HIATUS! Just Up The Pike is taking a brief vacation from The Blog and venturing outside for a couple of days. We'll be back later next week, but in the meantime . . .
UPDATE: One bus rider in the Tamarack Triangle writes Dr. Gridlock to protest the loss of the Greenbelt-Glenmont line.
The rumor mill in East County's been churning for the past few weeks with talk that Metro, in addition to its latest round of route changes, will consider discontinuing its Greenbelt-Glenmont Line, also known as the C7 and C9 - and its "worst performing regional line in Maryland."
Greenbelt-Glenmont, which runs along congested Randolph Road between the two Metro stations, averages thirteen passengers a trip. I can't help but wonder which is worse: that it could be replaced by a church van, or that a Randolph line could get such pitiful ridership.
And why? Because East County commuters headed into the Downcounty or D.C. would rather catch the Metro at Silver Spring, while Rockville-bound commuters find themselves having to switch to another bus or (gasp!) the Metro at Glenmont. And no one's actually going to Glenmont, at least until it becomes the mini-downtown we've been promised.
AFTER THE JUMP: Was light-rail supposed to come to East County?
But as the Post's Dr. Gridlock and this Metro staff report point out, money from the Greenbelt-Glenmont Line would go to the Z routes, including the Z2 and Z6, which will both see service cuts starting next week. The Z Line, which runs up Route 29 between Silver Spring, Burtonsville, and Laurel, is by all means a success: it not only attracts commuters, but shoppers as well. By serving all three Northeast Consortium high schools, it's a huge hit with young people. You'll be hard-pressed to find a seat on some Z buses at any time.
The Route 29 corridor is starved for better transit. As recently as 1981, a light-rail line was planned to connect Burtonsville to Silver Spring via the Wheaton Metro.

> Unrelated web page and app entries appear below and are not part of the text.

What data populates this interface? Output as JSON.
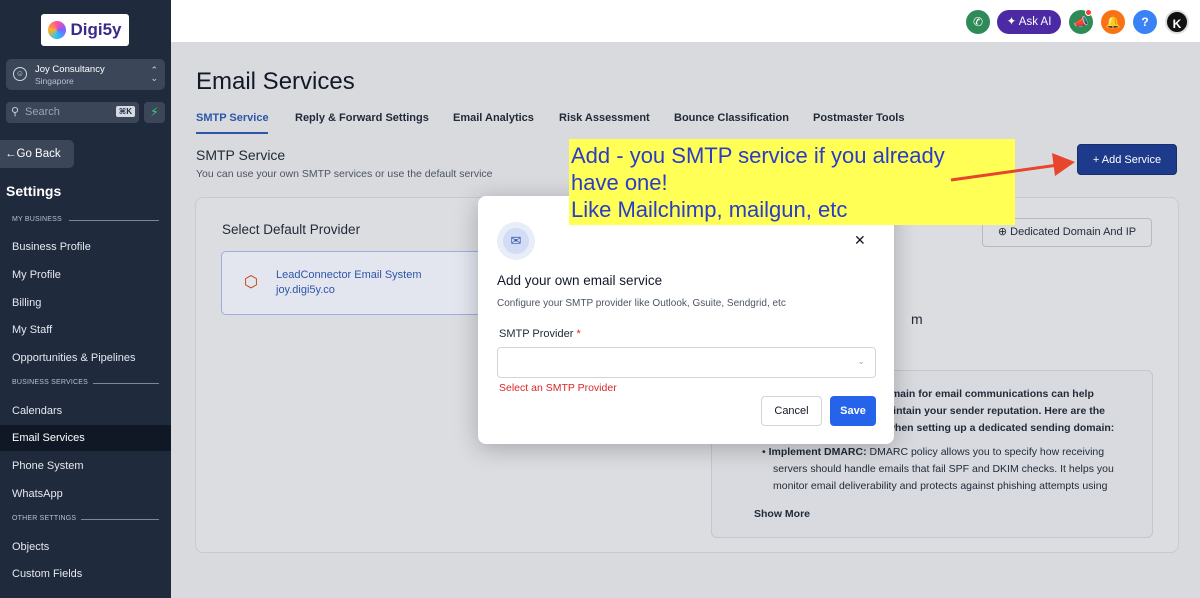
{
  "sidebar": {
    "logo_text": "Digi5y",
    "account_name": "Joy Consultancy",
    "account_location": "Singapore",
    "search_placeholder": "Search",
    "search_shortcut": "⌘K",
    "go_back": "Go Back",
    "settings_title": "Settings",
    "sections": {
      "my_business": "MY BUSINESS",
      "business_services": "BUSINESS SERVICES",
      "other_settings": "OTHER SETTINGS"
    },
    "items": [
      "Business Profile",
      "My Profile",
      "Billing",
      "My Staff",
      "Opportunities & Pipelines",
      "Calendars",
      "Email Services",
      "Phone System",
      "WhatsApp",
      "Objects",
      "Custom Fields"
    ],
    "active_item": "Email Services"
  },
  "topbar": {
    "ask_ai": "Ask AI",
    "help": "?",
    "avatar_initials": "K"
  },
  "page": {
    "title": "Email Services",
    "tabs": [
      "SMTP Service",
      "Reply & Forward Settings",
      "Email Analytics",
      "Risk Assessment",
      "Bounce Classification",
      "Postmaster Tools"
    ],
    "active_tab": "SMTP Service",
    "section_title": "SMTP Service",
    "section_desc": "You can use your own SMTP services or use the default service",
    "add_service": "Add Service",
    "default_provider_title": "Select Default Provider",
    "provider_name": "LeadConnector Email System",
    "provider_domain": "joy.digi5y.co",
    "dedicated_button": "Dedicated Domain And IP",
    "partial_heading_tail": "m",
    "info_lines": [
      "domain for email communications can help",
      "maintain your sender reputation. Here are the",
      "e when setting up a dedicated sending domain:",
      "Implement DMARC: DMARC policy allows you to specify how receiving",
      "servers should handle emails that fail SPF and DKIM checks. It helps you",
      "monitor email deliverability and protects against phishing attempts using"
    ],
    "show_more": "Show More"
  },
  "modal": {
    "title": "Add your own email service",
    "description": "Configure your SMTP provider like Outlook, Gsuite, Sendgrid, etc",
    "field_label": "SMTP Provider",
    "required_mark": "*",
    "select_value": "",
    "error": "Select an SMTP Provider",
    "cancel": "Cancel",
    "save": "Save"
  },
  "annotation": {
    "lines": [
      "Add - you SMTP service if you already",
      "have one!",
      "Like Mailchimp, mailgun, etc"
    ]
  },
  "colors": {
    "sidebar_bg": "#1f2a3c",
    "accent": "#2d56a8",
    "primary_button": "#1e3a8a",
    "save_button": "#2563eb",
    "error": "#dc2626",
    "annotation_bg": "#ffff55",
    "annotation_text": "#2a3cc8",
    "arrow": "#e8452c"
  }
}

Thousands of apartments were built in the Briggs Chaney and White Oak areas in anticipation of it. But the line was scrapped (not enough riders for the cost, they said), and today we're left with a bus network that can be both very useful and very inconvenient.
While light-rail may unfortunately be a fargone conclusion for East County, it might be time to look at our bus system beyond a few service changes. The new Ride On Route 21 (above), which starts Monday, is a good example. It anticipates the loss of the C7 and C9 by serving neighborhoods along Randolph Road, but due to concerns about noise in Tanglewood, adjacent to Route 29, it's taken over part of the Z6 route. The result is a line that attempts to please everyone and, in doing so, will probably fail to make anyone happy (or on time).
Some 150,000 people live in East County - the population of a small city. Wouldn't it be a given that our transit needs might be as varied and diverse as that of a city? If Metrobus wants more Z6s and fewer C9s, it'll have to take our needs into consideration.